Lady Windermere's Fan is a four-act play written by Oscar Wilde. Like other plays by Wilde, Lady Windermere's Fan is a play that satirizes British society.
The play was produced in 1892 and then published a year later at the insistence of Sir George Alexander, the actor-manager of St James's theater. Lady Windermere's Fan is Oscar Wilde’s fifth play, but while the first three were unsuccessful and the fourth was censored, Lady Windermere's Fan was highly successful, bringing Oscar Wilde both fame and a large sum of money. The play Lady Windermere's Fan made Oscar Wilde famous as a playwright and the techniques he used in the play create a perfect balance between seriousness and comedy.

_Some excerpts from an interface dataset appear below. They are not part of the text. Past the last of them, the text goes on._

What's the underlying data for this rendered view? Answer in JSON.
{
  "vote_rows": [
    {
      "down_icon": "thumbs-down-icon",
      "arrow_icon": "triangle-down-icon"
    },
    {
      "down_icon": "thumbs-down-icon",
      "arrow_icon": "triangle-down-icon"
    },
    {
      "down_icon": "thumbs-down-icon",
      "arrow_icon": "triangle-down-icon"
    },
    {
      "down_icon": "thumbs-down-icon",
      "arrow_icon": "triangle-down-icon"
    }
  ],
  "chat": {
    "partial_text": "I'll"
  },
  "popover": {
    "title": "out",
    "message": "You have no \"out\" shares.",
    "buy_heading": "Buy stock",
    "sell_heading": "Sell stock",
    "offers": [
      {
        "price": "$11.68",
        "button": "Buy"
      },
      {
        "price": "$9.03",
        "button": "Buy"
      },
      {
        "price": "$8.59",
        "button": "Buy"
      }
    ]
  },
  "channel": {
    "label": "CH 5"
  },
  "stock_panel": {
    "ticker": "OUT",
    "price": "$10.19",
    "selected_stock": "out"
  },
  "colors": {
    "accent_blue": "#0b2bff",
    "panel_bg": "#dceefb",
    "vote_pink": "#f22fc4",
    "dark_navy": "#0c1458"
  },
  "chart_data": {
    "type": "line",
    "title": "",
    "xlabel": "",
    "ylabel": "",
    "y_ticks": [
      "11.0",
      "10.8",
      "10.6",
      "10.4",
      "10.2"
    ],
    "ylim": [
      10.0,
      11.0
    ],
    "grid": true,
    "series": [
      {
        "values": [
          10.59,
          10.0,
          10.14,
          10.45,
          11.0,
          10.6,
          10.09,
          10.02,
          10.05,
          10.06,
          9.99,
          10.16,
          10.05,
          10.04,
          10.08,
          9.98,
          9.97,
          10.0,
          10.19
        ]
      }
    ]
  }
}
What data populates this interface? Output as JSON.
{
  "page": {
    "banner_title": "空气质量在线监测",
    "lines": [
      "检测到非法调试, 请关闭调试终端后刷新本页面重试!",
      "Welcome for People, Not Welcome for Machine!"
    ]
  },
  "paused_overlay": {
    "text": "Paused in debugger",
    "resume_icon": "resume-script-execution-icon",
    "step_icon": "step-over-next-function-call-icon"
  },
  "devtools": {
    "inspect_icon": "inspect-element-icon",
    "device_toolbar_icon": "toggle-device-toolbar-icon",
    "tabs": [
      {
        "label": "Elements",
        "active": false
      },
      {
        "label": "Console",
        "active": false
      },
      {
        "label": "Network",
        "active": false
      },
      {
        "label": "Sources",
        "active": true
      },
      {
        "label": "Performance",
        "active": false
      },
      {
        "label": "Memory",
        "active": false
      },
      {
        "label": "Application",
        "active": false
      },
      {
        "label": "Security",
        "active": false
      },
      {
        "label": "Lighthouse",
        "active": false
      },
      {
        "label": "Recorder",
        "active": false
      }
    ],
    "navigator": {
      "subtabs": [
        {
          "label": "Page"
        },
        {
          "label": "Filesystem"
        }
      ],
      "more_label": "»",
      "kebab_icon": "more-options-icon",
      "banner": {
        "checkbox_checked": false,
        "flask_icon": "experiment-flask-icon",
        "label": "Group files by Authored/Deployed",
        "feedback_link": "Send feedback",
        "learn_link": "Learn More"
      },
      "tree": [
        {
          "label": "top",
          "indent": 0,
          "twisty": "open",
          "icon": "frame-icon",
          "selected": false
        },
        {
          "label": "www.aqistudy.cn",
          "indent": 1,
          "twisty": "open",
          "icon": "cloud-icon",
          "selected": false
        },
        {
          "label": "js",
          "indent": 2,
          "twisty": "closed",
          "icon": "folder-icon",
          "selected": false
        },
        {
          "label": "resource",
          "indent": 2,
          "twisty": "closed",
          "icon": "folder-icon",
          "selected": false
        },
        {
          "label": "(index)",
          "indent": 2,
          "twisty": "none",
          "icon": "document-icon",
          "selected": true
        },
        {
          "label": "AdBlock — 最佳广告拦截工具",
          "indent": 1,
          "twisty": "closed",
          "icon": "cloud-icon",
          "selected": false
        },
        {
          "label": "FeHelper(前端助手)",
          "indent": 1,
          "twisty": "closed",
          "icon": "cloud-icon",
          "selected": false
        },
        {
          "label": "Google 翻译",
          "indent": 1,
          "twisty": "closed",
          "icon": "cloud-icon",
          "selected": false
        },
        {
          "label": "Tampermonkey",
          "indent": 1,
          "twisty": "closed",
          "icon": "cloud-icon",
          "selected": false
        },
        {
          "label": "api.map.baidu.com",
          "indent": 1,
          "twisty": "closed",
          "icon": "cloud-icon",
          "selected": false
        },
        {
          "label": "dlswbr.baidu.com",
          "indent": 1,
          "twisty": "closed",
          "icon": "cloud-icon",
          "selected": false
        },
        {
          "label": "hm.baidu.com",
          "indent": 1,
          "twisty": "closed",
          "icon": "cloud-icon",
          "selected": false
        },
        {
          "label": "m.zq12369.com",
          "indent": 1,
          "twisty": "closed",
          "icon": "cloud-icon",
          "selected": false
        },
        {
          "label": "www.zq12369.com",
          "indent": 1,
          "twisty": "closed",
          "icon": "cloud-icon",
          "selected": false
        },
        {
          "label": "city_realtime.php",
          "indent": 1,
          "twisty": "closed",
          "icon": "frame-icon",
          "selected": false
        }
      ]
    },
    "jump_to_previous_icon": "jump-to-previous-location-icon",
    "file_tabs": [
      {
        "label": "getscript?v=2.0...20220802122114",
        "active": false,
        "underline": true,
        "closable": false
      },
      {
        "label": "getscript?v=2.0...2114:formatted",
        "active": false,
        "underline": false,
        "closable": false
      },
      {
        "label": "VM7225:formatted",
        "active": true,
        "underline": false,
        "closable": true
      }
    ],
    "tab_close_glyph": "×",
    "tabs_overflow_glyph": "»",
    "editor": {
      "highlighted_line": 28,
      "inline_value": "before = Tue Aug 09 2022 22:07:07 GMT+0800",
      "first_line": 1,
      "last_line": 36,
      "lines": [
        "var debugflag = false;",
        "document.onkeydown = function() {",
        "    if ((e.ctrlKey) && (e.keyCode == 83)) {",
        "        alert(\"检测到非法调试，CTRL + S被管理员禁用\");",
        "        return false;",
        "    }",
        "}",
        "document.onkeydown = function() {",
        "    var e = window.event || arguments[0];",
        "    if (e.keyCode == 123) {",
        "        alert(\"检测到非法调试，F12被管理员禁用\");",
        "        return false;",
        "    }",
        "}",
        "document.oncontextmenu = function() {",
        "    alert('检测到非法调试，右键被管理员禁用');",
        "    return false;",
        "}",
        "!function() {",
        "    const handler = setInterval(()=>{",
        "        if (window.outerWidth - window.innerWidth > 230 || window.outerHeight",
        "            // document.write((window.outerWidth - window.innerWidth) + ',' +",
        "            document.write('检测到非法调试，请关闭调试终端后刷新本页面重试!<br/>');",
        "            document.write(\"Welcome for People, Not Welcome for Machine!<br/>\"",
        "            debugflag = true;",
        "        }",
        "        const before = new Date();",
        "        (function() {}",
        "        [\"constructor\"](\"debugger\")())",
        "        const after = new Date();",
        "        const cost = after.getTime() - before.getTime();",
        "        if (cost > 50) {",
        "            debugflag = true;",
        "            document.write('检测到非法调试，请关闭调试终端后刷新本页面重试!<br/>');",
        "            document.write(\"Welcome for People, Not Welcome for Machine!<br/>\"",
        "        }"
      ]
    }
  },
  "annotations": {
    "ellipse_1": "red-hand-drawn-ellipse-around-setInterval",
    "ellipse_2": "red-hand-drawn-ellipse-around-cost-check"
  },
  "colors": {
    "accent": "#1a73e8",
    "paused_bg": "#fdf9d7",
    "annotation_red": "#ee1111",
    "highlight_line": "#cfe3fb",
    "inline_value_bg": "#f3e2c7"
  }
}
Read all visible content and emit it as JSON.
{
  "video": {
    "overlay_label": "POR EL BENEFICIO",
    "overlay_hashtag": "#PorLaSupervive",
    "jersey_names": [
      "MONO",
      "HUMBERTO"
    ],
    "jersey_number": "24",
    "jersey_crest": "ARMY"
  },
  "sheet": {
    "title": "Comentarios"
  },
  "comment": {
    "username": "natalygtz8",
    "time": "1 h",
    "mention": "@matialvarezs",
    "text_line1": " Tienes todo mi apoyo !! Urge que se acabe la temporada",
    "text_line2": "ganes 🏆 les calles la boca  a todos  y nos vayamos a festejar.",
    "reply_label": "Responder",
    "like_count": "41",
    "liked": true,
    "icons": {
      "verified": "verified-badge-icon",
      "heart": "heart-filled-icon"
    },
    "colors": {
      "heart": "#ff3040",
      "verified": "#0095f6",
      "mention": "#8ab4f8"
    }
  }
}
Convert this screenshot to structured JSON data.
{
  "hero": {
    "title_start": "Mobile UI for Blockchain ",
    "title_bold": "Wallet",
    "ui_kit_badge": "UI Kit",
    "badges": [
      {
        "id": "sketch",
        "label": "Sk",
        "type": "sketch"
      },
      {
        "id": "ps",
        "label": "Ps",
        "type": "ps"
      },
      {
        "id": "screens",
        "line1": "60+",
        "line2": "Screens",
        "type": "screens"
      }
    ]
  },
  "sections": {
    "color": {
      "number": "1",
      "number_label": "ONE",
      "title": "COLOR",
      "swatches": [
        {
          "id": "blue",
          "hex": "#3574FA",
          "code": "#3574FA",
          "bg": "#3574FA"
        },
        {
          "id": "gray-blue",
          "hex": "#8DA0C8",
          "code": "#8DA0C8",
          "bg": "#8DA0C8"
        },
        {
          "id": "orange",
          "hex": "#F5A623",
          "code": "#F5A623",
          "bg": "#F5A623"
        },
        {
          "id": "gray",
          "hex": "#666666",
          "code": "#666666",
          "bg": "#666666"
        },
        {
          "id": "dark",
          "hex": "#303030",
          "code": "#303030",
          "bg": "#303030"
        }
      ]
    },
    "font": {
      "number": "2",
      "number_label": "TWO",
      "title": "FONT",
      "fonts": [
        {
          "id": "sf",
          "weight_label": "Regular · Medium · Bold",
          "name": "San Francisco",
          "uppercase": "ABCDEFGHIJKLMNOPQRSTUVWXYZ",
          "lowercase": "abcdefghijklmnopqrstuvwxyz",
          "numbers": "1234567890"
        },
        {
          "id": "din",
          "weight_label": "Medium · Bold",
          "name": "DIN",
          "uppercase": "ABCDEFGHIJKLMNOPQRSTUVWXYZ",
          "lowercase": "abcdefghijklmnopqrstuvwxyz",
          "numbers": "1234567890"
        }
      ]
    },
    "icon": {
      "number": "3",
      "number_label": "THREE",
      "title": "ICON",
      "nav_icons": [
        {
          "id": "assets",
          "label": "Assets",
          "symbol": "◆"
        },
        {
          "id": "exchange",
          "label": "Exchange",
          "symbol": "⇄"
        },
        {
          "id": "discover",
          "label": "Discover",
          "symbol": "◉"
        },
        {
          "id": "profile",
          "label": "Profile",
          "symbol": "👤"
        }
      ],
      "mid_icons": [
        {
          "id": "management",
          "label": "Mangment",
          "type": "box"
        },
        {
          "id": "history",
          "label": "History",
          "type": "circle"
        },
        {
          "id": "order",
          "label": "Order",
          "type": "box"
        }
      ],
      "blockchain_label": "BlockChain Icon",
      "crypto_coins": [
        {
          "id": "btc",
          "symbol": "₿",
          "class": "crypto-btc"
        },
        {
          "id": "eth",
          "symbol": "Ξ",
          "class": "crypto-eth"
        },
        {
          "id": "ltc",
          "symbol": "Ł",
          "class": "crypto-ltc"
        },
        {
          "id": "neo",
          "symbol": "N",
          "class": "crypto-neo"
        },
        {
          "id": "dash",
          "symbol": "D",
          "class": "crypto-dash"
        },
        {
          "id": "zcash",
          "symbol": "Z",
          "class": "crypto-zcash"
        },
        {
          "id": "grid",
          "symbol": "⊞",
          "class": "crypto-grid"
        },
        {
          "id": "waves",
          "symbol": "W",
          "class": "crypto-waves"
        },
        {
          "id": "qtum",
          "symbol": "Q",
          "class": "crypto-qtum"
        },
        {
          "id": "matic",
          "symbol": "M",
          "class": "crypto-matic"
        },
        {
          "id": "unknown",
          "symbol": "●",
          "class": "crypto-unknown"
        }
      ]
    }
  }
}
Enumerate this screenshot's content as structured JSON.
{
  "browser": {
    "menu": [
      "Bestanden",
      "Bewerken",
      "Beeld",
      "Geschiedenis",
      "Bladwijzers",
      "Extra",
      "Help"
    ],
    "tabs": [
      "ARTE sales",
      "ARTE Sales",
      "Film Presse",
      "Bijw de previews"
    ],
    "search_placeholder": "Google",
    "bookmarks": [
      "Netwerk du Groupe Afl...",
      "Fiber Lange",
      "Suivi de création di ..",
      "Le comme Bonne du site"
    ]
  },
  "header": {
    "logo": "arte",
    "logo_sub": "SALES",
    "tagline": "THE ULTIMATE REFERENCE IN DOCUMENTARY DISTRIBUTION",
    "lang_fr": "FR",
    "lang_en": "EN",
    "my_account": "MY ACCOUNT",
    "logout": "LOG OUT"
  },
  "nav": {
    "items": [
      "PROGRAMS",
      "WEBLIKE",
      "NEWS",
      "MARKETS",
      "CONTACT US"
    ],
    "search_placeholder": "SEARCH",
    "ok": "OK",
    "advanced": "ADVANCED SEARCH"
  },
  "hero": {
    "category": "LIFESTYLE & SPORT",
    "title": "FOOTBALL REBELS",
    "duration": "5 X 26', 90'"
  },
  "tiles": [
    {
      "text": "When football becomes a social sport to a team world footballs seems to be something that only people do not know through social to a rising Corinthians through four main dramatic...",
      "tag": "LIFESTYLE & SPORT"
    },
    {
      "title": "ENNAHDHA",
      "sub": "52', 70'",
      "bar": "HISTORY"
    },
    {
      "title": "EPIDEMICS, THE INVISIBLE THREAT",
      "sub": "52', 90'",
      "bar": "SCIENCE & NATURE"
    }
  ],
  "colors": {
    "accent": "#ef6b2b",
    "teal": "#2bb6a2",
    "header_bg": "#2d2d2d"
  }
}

The play abounds in themes that were considered clichés during Oscar Wilde’s time, but the manner in which they are presented and the way in which the play is written assured its success.
Oscar Wilde wrote the play during his stay with his friends in North England and many of the characters have names that bear a resemblance to names given to lakes and towns.
Wilde attacks the double-faced aristocratic society while also incorporating his ideas about aestheticism in the play. The play presents a society that is mainly focused on what lies beneath the surface and ignores what really matters, that is the soul of a person. Through Lady Windermere's Fan, a modern reader can understand Victorian society and the social dynamics from that time.